"Unscripted shows are the networks' realization that they don't need to gamble on talent or new ideas to create ratings-rich sensations, that it's a lot harder to find and pay writers and actors than it is to grab cheap labor from among the thousands of beautiful people living near Sunset Boulevard longing for their shot at fame on shows such as The Bachelor, The Bachelorette, Are You Hot?
and Joe Millionaire."
Matthew Gilbert, The Boston Globe
"[Jennifer] Garner has impersonated a torch singer in Paris, a cocktail waitress in Las Vegas and a New York punk princess. Each time she appears on screen in another alias, it seems the thrills and suspense of the script screeches to a halt for a brief 'oh-my-goodness' fashion moment.

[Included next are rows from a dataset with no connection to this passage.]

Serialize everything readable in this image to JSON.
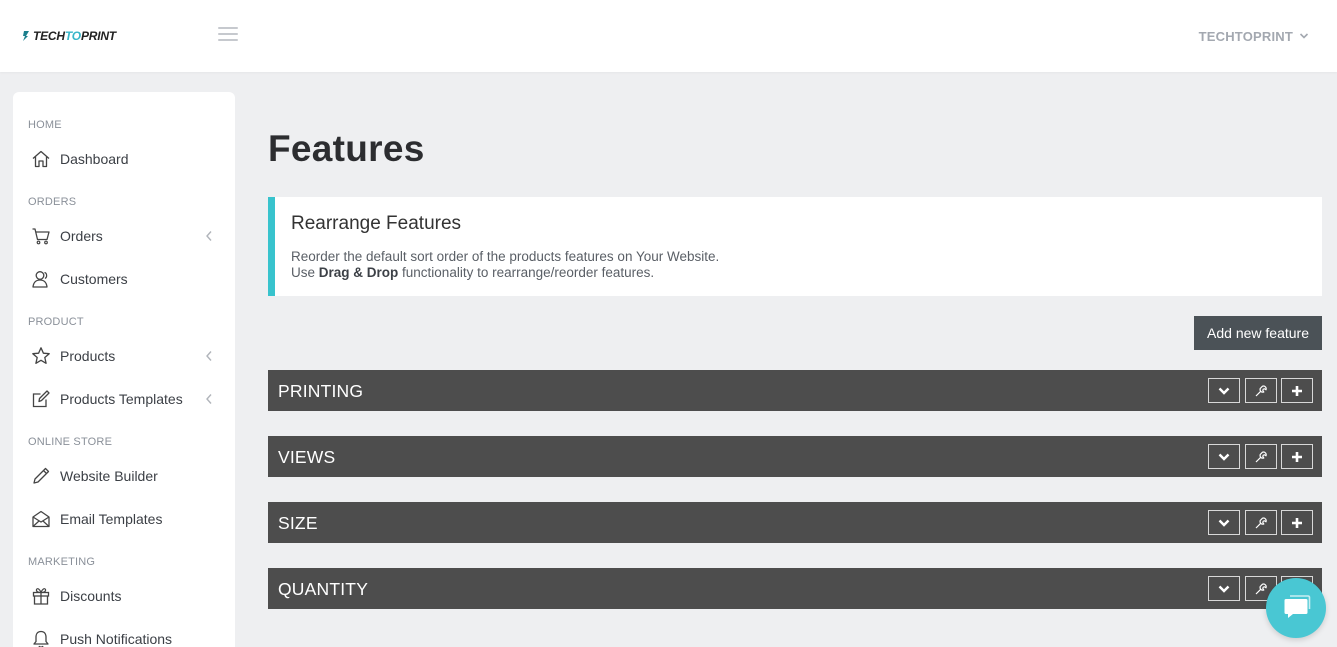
{
  "header": {
    "logo": {
      "part1": "TECH",
      "part2": "TO",
      "part3": "PRINT"
    },
    "user_label": "TECHTOPRINT"
  },
  "sidebar": {
    "sections": [
      {
        "label": "HOME"
      },
      {
        "label": "ORDERS"
      },
      {
        "label": "PRODUCT"
      },
      {
        "label": "ONLINE STORE"
      },
      {
        "label": "MARKETING"
      }
    ],
    "items": [
      {
        "label": "Dashboard",
        "icon": "home-icon"
      },
      {
        "label": "Orders",
        "icon": "cart-icon"
      },
      {
        "label": "Customers",
        "icon": "customers-icon"
      },
      {
        "label": "Products",
        "icon": "star-icon"
      },
      {
        "label": "Products Templates",
        "icon": "edit-icon"
      },
      {
        "label": "Website Builder",
        "icon": "pencil-icon"
      },
      {
        "label": "Email Templates",
        "icon": "envelope-icon"
      },
      {
        "label": "Discounts",
        "icon": "gift-icon"
      },
      {
        "label": "Push Notifications",
        "icon": "bell-icon"
      }
    ]
  },
  "main": {
    "title": "Features",
    "info": {
      "heading": "Rearrange Features",
      "line1": "Reorder the default sort order of the products features on Your Website.",
      "line2_prefix": "Use ",
      "line2_bold": "Drag & Drop",
      "line2_suffix": " functionality to rearrange/reorder features."
    },
    "add_button": "Add new feature",
    "features": [
      {
        "name": "PRINTING"
      },
      {
        "name": "VIEWS"
      },
      {
        "name": "SIZE"
      },
      {
        "name": "QUANTITY"
      }
    ]
  },
  "colors": {
    "accent": "#38c3cd",
    "feature_bar": "#4d4d4d",
    "button": "#4b5257",
    "chat": "#49c7d3"
  }
}
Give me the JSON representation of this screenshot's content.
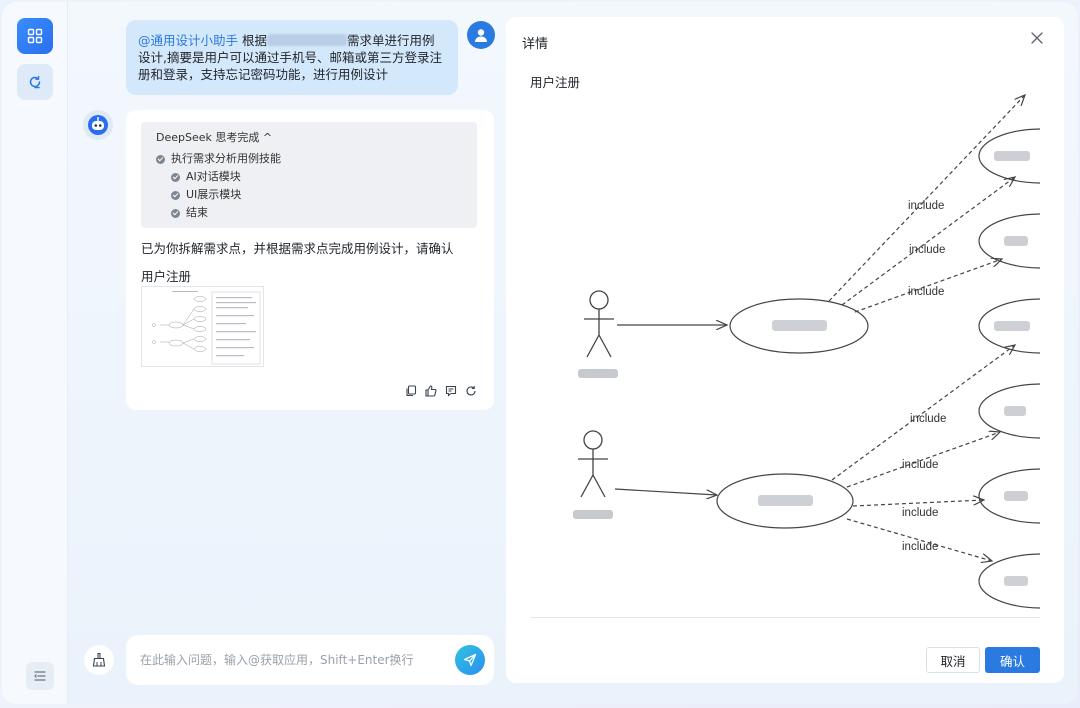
{
  "sidebar": {
    "apps_icon": "grid-icon",
    "new_chat_icon": "refresh-chat-icon",
    "collapse_icon": "collapse-menu-icon"
  },
  "chat": {
    "user_message": {
      "mention": "@通用设计小助手",
      "part1": " 根据",
      "part2": "需求单进行用例设计,摘要是用户可以通过手机号、邮箱或第三方登录注册和登录，支持忘记密码功能，进行用例设计"
    },
    "bot": {
      "thinking_title": "DeepSeek 思考完成 ^",
      "thinking_steps": [
        {
          "label": "执行需求分析用例技能"
        },
        {
          "label": "AI对话模块"
        },
        {
          "label": "UI展示模块"
        },
        {
          "label": "结束"
        }
      ],
      "reply": "已为你拆解需求点，并根据需求点完成用例设计，请确认",
      "attachment_label": "用户注册"
    },
    "input": {
      "placeholder": "在此输入问题，输入@获取应用，Shift+Enter换行"
    }
  },
  "detail": {
    "title": "详情",
    "diagram_title": "用户注册",
    "include_label": "include",
    "cancel_label": "取消",
    "confirm_label": "确认"
  },
  "colors": {
    "accent": "#2a7ae2",
    "user_bubble": "#d4e8fb"
  }
}
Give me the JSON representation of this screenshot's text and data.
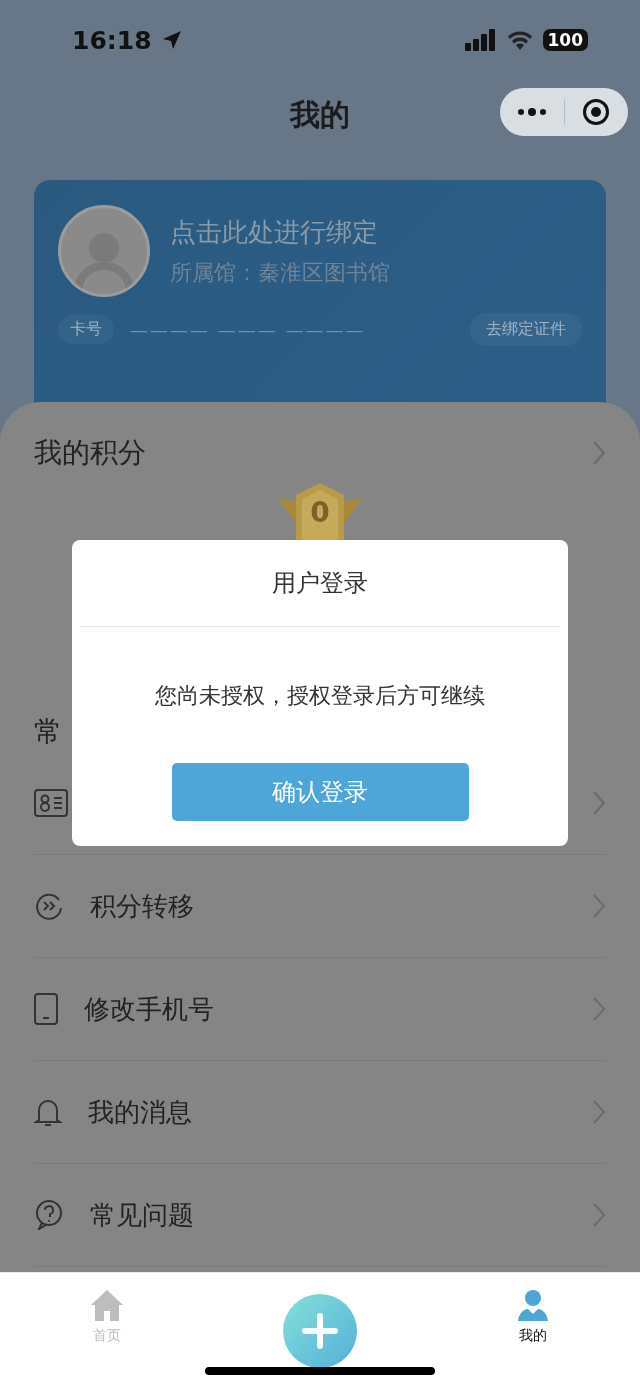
{
  "status_bar": {
    "time": "16:18",
    "battery": "100"
  },
  "nav": {
    "title": "我的"
  },
  "card": {
    "title": "点击此处进行绑定",
    "library": "所属馆：秦淮区图书馆",
    "card_label": "卡号",
    "card_number": "———— ——— ————",
    "bind_button": "去绑定证件"
  },
  "points": {
    "title": "我的积分",
    "value": "0"
  },
  "section": {
    "title": "常"
  },
  "menu": [
    {
      "kind": "id-card"
    },
    {
      "kind": "transfer",
      "label": "积分转移"
    },
    {
      "kind": "phone",
      "label": "修改手机号"
    },
    {
      "kind": "bell",
      "label": "我的消息"
    },
    {
      "kind": "help",
      "label": "常见问题"
    }
  ],
  "modal": {
    "title": "用户登录",
    "message": "您尚未授权，授权登录后方可继续",
    "button": "确认登录"
  },
  "tabs": [
    {
      "kind": "home",
      "label": "首页",
      "selected": false
    },
    {
      "kind": "add"
    },
    {
      "kind": "user",
      "label": "我的",
      "selected": true
    }
  ]
}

"For her first wardrobe fitting last season, the show's fashion designer, Laura Goldsmith, had Garner meet her at a store in L.A. called Syren. Syren specializes in rubber."
Vicki Vasilopoulos, New York Post, on Alias's sexy image.
"At this point in the reality cycle, viewers are wise to the inevitable real-life breakups after the televised happy endings. The only true happy ending so far is an appropriately commercial one: Evan and Trista are shilling for KFC."
Joanne Ostrow, Denver Post
"How I feel about his political and sociological opinions doesn't matter. How I found his live television show does. Liberal, conservative—no matter your paradigm, I think we can agree on one thing: Dullsville is dullsville."
Melanie McFarland, Seattle Post-Intelligencer,
on MSNBC's The Savage Nation
March 8 debut.
"If there need be safe, non-threatening fare, let it be My Big Fat Greek Life, to be followed by My Big Fat Greek Kids, My Big Fat Greek Mid-Life Crisis
and My Big Fat Greek Heart Attack."
Neal Justin, the Minneapolis-St. Paul Star Tribune, on CBS's My Big Fat Greek Life.
"Watching Clinton in this new capacity raises the question of whether it is a seemly thing for an immediate past president to do—after, of course, you get past the question of what exactly would be considered unseemly for Clinton at this point."
Steve Johnson, Chicago Tribune, on 60 Minutes'
"Clinton vs. Dole" segment.
"[James] Gandolfini's agents believe they're holding a gun to HBO's head to get them to pay this massive salary increase, but it's really a water pistol—and doesn't even have any water in it."
HBO lawyer Bert Fields, on HBO's fight with Sopranos star James Gandolfini.